Streptolysins are a group of exotoxins and enzymes produced by streptococci and have a local and systemic toxic effect and contribute to the spread of infection in the body.
1 - Streptolysin S and streptolysin O, which actively damage cell membranes and cause hemolysis, lead to the development of systemic intoxication, cardiotoxicity, which is explained by the suppression of energy processes in the mitochondria of myocardial cells under conditions of O-streptolysin activity. Both of these enzymes negatively affect immune cells, especially phagocytes.
2. streptokinase, catalyzing the conversion of plasminogen into the proteolytic enzyme plasmin
3. deoxyribonuclease, streptodornase (DNA-ase), which destroys elements of the genome of connective tissue cells
4. proteases and erythrogenic toxins of types A, B and C (aka pyrogenic exotoxin).
5. hyaluronidase, which destroys hyaluronic acid, which is the main component of connective tissue
The action of erythrogenic toxin is due to the rash in scarlet fever.
Symptoms of tonsillitis
The clinical manifestations of tonsillitis are quite specific. The disease can be easily diagnosed.
Typical symptoms include:
1. Pain in the throat of the most varied intensity, from discomfort to severe sharp pains when swallowing;
2. The palatine arches, behind which the tonsils themselves are located, become red, swollen;
3. The submandibular lymph nodes are enlarged, which we can feel by palpation, and ascertain on ultrasound;
4. Long-term increase in body temperature, increasing in the evening. Often the body temperature does not exceed 37.3, which exhausts the body;
5. Burning, discomfort, heaviness and sore throat are common in chronic tonsillitis;
6. In chronic tonsillitis, sometimes there is an inexplicable cough;
7. The so-called plugs, which are caseous masses inside the lacunae of the tonsils, formed as a result of the mixing of extinct immune cells, bacteria, extinct cells of the epithelium of the tubules of the lacunae and the remains of food masses;
8. Halitosis - bad breath caused by decomposed caseous plugs located in the lacunae of the palatine tonsils;
9. Rarely chills;
10. Headache is a common symptom in chronic tonsillitis;
11. A very common symptom of chronic tonsillitis is increased fatigue, decreased performance and weakness
12. Feeling of ache in the limbs, especially in the area of the joints - sure signs of a toxic-allergic form of chronic tonsillitis
Possible complications of tonsillitis
There are two categories of complications of chronic tonsillitis: local and general.
The locals include:

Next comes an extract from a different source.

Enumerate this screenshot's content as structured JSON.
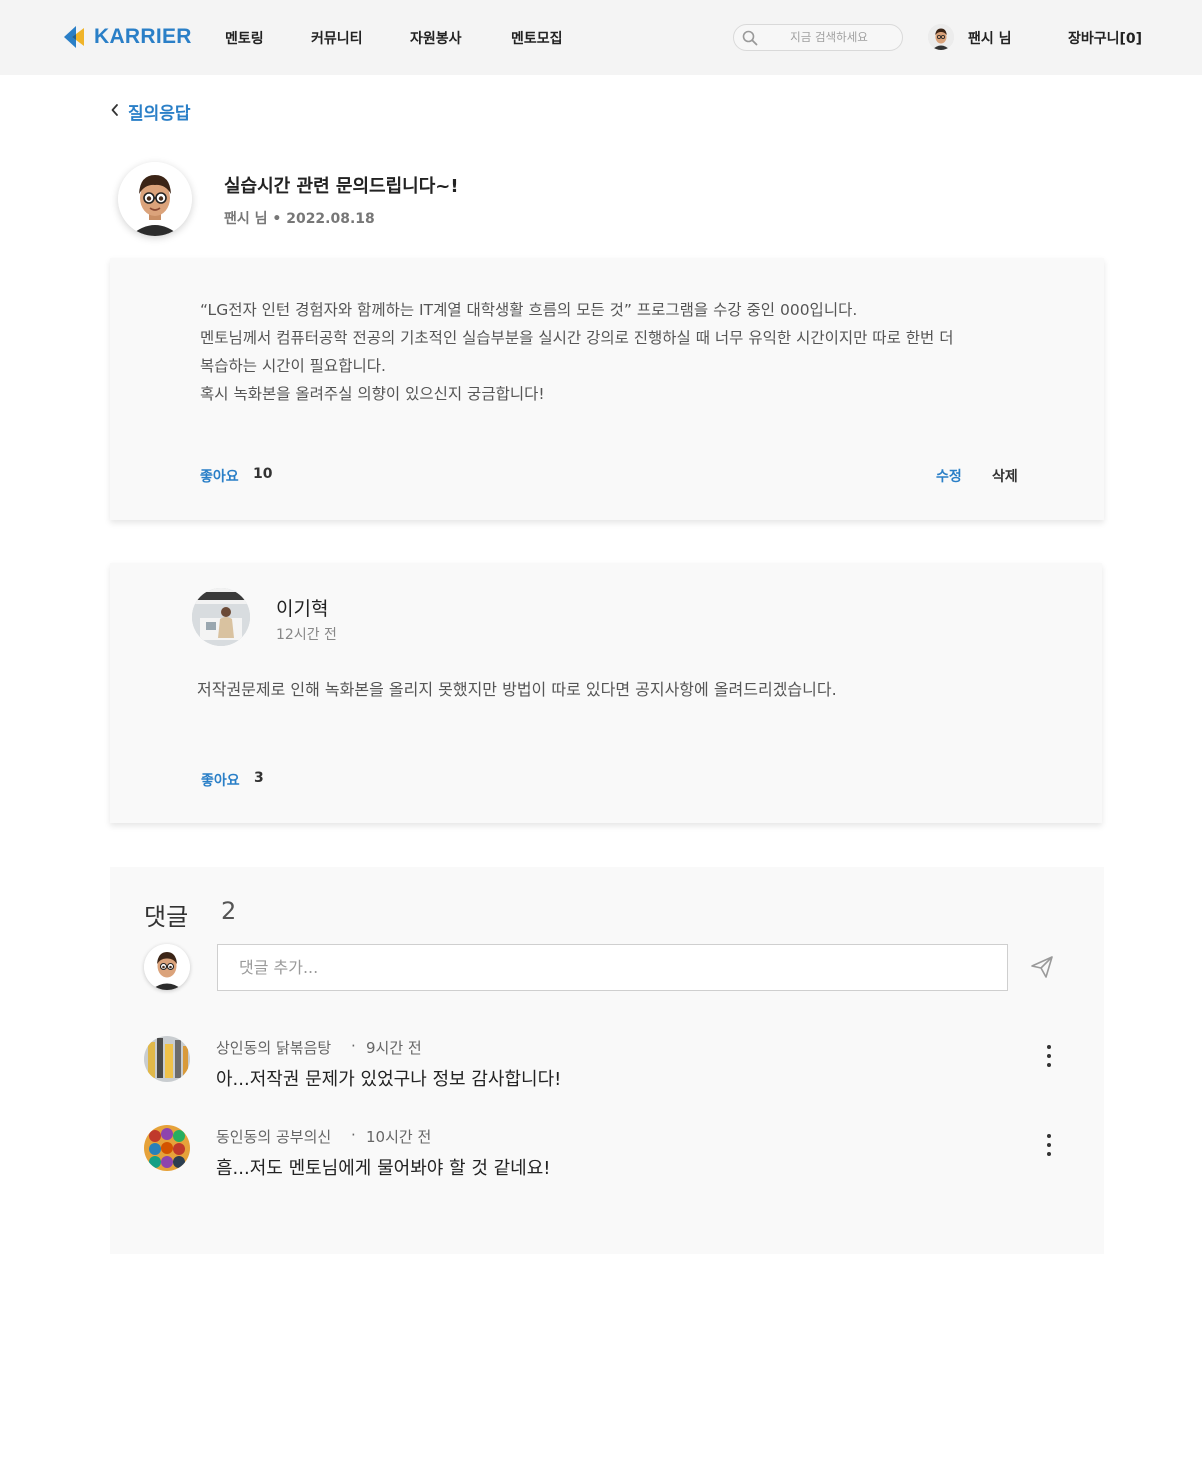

1. Abscess of the posterior pharyngeal wall, when suppuration develops under the mucous membrane of the posterior pharyngeal wall;
2. Paratonsillar abscess - suppuration is observed behind the capsule of the palatine tonsils;
3.Cervical purulent lymphadenitis is a rare, but very formidable complication.
There are common complications, among which an important place is occupied by the so-called rheumatic. They appear approximately 3-5 weeks after the onset of exacerbation of chronic tonsillitis.
These common complications include:
1. Rheumatic heart disease (myocarditis, endocarditis, arrhythmia, pericarditis);
2. Rheumatic kidney damage (pyelonephritis, glomerulonephritis);
3. Rheumatic lesions of large compounds (vasculitis);
4. Rheumatic damage to the brain and nerves, the so-called rheumatic chorea, or "Sydenham's chorea";
5. Sepsis - generalized infection;
6. Scarlet fever - an acute infectious disease
7. Thrombophlebitis of the jugular vein (Lemierre's syndrome) is a rare but very dangerous complication that occurs more often in young and healthy people.
Detailed information about the methods of treatment of chronic tonsillitis can be obtained by clicking on this link.